Task prompt: Every line in the entries where "this" is found should be copied.

● ● ● ● ●

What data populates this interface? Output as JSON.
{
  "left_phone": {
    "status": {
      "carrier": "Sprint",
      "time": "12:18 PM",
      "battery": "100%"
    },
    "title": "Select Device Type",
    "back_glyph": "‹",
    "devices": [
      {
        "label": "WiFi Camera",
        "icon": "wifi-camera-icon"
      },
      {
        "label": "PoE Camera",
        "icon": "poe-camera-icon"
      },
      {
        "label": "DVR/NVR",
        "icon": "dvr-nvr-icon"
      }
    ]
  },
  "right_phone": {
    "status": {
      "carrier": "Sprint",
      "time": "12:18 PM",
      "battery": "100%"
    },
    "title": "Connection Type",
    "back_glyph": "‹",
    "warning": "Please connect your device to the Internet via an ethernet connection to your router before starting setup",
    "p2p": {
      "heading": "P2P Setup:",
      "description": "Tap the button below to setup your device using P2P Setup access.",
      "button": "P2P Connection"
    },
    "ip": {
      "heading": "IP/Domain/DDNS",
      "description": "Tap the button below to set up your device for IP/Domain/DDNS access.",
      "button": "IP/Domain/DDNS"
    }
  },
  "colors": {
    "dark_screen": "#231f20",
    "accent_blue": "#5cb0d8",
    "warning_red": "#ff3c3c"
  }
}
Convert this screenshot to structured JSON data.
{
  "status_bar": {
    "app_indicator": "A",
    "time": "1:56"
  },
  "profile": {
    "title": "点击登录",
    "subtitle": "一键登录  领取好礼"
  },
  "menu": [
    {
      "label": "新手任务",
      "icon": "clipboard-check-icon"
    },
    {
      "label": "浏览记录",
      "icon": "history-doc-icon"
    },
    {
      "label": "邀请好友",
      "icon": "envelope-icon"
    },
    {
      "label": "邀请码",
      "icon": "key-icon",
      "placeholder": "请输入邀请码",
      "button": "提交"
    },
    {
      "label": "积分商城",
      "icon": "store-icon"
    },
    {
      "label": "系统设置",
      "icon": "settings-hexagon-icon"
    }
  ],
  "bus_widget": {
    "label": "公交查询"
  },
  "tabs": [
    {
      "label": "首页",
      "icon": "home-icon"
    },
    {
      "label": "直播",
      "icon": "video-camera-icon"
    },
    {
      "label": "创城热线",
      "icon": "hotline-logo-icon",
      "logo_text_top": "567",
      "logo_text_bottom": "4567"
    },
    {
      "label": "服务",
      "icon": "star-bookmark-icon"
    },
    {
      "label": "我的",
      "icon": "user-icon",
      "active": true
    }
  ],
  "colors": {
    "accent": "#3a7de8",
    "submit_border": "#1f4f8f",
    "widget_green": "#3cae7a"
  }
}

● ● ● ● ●

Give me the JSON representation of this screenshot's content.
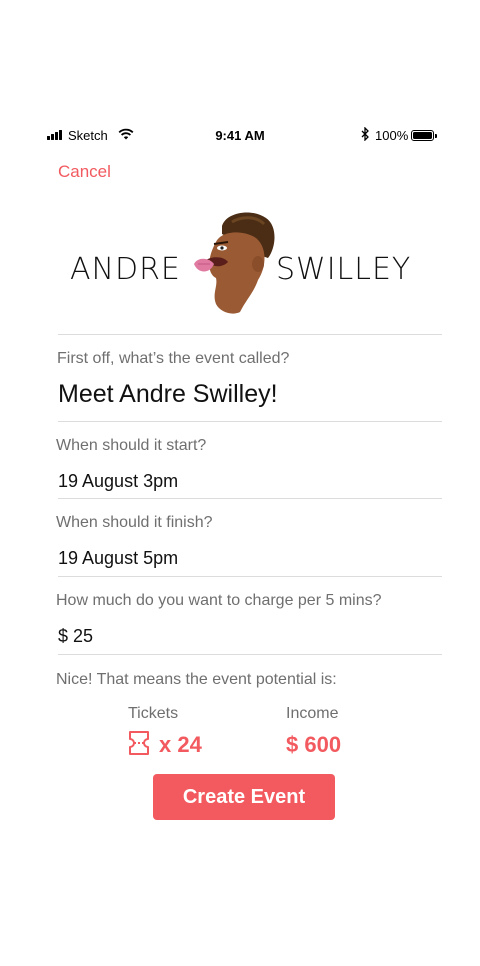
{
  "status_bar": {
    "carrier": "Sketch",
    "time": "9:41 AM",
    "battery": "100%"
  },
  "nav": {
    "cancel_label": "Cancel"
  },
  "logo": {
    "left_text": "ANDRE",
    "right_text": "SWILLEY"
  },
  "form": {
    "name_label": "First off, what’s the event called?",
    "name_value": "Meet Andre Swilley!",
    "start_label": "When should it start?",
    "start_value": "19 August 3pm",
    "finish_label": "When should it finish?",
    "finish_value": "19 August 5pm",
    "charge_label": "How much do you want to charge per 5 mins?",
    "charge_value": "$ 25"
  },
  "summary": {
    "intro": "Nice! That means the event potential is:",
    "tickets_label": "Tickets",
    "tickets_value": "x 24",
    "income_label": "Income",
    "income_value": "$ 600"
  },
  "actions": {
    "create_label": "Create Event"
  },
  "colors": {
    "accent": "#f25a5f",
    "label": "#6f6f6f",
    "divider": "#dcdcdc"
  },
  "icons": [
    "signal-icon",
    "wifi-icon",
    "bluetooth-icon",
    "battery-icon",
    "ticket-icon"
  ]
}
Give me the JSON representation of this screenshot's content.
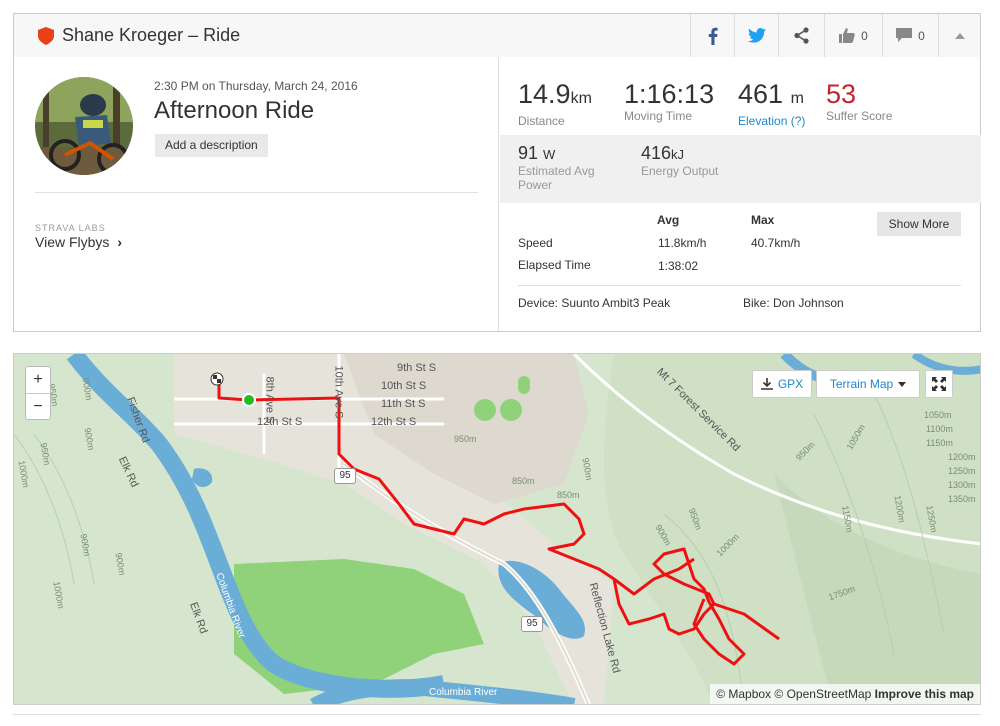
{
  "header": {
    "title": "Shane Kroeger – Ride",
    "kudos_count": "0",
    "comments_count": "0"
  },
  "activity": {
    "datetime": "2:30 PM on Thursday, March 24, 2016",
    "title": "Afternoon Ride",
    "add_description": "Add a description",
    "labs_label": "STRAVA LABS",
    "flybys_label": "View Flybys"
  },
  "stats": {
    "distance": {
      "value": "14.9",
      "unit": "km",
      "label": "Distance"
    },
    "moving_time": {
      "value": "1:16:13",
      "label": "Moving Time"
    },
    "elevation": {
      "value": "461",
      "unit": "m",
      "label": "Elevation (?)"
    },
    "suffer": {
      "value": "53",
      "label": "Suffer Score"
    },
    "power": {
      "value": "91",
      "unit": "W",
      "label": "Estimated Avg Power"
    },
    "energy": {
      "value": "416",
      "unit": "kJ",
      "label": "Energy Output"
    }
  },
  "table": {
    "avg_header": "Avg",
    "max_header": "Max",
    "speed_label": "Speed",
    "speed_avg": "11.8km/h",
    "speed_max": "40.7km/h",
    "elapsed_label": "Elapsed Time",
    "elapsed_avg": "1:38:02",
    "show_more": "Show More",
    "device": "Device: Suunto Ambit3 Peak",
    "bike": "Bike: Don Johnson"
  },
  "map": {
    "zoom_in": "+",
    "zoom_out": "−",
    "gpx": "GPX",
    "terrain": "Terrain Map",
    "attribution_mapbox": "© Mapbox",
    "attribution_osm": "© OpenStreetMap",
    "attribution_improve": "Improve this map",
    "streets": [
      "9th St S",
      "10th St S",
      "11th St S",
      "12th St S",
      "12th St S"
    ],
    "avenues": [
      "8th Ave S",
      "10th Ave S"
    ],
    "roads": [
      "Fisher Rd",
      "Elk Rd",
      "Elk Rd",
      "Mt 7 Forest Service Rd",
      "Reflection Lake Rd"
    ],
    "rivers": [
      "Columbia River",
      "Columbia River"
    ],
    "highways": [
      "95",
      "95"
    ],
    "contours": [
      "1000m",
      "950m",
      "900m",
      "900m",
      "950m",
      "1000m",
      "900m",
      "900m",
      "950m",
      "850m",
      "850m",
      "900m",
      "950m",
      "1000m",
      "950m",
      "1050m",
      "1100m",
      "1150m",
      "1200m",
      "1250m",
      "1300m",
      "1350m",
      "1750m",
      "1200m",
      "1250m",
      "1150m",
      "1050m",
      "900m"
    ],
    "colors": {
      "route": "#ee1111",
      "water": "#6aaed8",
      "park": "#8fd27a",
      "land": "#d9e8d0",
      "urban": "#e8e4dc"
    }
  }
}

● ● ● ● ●

Exercise output:
What data populates this interface? Output as JSON.
Convert this screenshot to structured JSON data.
Give me the JSON representation of this screenshot's content.
Give me the JSON representation of this screenshot's content.
    "attribution_improve": "Improve this map",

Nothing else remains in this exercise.